Figure 1: General trend of anthelmintic efficacy (%) for goats and sheep at 1x, 2x and 4x concentrations for plant species possessing proteinases and/or nitrogenous compounds.



Figure 2: Interaction between concentration and plant species on anthelmintic efficacy (%) for plant species possessing proteases and other nitrogenous compounds for both goats and sheep.

Tables
Plant speciesnAlkaloid (gKg-1)nTannin (gKg-1)nFlavonoids (gKg-1)
Allium cepa25.7 ± 0.30B64.7 ± 0.97A2550.4 ± 25.42A
Ananas comosus247.5 ± 6.70A64.4 ± 0.75A2133.5 ± 5.15B
Biden pilosa239.5 ± 6.10A65.9 ± 1.09A2163.5 ± 1.92B
Carica papaya240.5 ± 6.10A42.6 ± 0.76A2167.7 ± 12.38B
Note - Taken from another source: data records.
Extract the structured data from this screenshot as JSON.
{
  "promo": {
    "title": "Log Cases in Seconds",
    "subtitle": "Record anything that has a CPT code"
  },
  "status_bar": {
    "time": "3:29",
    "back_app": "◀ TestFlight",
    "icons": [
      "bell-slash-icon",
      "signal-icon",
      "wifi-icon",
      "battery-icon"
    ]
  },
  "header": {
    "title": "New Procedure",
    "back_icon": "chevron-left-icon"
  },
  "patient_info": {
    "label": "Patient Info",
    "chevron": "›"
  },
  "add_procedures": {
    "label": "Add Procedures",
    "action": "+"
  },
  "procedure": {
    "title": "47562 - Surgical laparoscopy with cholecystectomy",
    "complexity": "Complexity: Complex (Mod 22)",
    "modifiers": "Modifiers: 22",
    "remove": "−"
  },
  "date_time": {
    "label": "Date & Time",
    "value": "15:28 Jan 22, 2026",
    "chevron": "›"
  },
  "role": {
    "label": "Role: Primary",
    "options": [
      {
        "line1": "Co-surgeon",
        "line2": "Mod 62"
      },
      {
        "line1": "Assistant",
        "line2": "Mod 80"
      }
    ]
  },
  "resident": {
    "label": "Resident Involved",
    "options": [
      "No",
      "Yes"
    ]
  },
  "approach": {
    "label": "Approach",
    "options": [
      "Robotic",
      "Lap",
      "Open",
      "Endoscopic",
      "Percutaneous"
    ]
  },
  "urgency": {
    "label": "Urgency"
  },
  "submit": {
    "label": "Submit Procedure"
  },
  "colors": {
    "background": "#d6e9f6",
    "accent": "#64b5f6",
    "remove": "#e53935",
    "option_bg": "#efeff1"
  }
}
Ricinus communis240.5 ± 6.10A64.4 ± 1.56A2149.6 ± 10.27B
Table 1: Alkaloid, condensed tannin and flavonoid content ± standard error of means (gKg-1 dry matter) of selected plant species possessing protease and/or nitrogenous anthelmintic activity.

Means in the same column with different superscript are significantly different (P <0.05); Means in the same column with the same superscript are not (P > 0.05) statistically different.
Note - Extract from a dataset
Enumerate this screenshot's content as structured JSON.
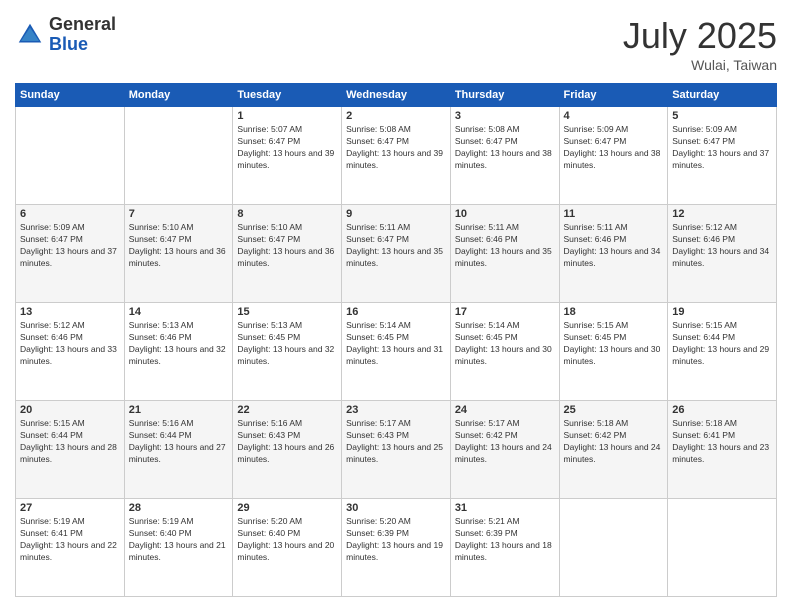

GoatsSheep
  Concentration  Concentration 
Plant species1x2x4x1x2x4x
Allium c53.7 ± 3.1370.3 ± 2.6977.7 ± 1.9579.0 ± 3.1391.4 ± 2.6993.4 ± 1.95
Anana c46.7 ± 3.1362.6 ± 2.6969.5 ± 1.9596.2 ± 3.1398.1 ± 2.6999.4 ± 1.95
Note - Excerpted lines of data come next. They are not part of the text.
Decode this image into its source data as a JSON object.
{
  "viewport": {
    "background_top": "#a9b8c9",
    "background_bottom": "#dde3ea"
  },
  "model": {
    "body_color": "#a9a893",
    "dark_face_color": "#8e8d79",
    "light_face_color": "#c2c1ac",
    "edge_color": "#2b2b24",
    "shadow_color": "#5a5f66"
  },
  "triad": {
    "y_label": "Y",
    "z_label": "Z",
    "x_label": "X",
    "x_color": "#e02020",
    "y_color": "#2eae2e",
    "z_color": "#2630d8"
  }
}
Bidens p75.3 ± 3.1383.3 ± 2.6994.8 ± 1.9590.8 ± 3.1390.8 ± 2.6997.2 ± 1.95
Carrica p67.5 ± 3.1382.2 ± 2.6996.2 ± 1.9596.1 ± 3.1397.9 ± 2.6998.7 ± 1.95
Ricinus c37.3 ± 3.1351.3 ± 2.6983.2 ± 1.9595.4 ± 3.1398.4 ± 2.6999.0 ± 1.95
Table 2: Anthelmintic efficacy of some plant species possessing proteinases and/or nitrogenous compounds for both goats and sheep: values are least square means ± standard error (%) at 1x, 2x and 4x concentrations.
Allium c- Allium cepa; Ananas c- Ananas comosus; Bidens p - Bidens pilosa; Carica p- Carica papya; Ricinus c - Ricinus communis

Citation: Fomum SW, Nsahlai IV (2017) in vitro Evaluation of Anthelmintic Efficacy of Some Plant Species Possessing Proteinases and/or Other Nitrogenous Compounds in Small Ruminants. J Altern Complement Integr Med 3: 038.